- _THE PROBLEM_
Scan the entries below for the word "icon". Copy out every line in which it occurs.

- _PROVIDED ENTRIES_
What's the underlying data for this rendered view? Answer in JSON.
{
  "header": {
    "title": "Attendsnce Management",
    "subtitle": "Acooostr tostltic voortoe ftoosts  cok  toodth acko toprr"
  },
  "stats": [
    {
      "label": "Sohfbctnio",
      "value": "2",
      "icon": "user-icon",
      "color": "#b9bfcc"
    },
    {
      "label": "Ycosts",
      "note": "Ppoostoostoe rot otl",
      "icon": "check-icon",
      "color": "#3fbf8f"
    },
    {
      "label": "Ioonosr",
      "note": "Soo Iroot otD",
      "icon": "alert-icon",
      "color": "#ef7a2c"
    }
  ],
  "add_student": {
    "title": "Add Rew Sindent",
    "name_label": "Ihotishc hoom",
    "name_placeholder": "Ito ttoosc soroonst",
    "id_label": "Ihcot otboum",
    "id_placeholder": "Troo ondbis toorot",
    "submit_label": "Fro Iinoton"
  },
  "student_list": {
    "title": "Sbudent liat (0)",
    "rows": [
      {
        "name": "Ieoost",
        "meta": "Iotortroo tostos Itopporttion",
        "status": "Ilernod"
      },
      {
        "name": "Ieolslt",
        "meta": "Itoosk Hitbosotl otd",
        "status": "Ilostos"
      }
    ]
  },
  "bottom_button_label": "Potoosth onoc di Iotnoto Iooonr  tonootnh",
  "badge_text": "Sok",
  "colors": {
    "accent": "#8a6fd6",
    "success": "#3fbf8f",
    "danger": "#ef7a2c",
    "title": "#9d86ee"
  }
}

- _OUTPUT OF THE TASK_
      "icon": "user-icon",
      "icon": "check-icon",
      "icon": "alert-icon",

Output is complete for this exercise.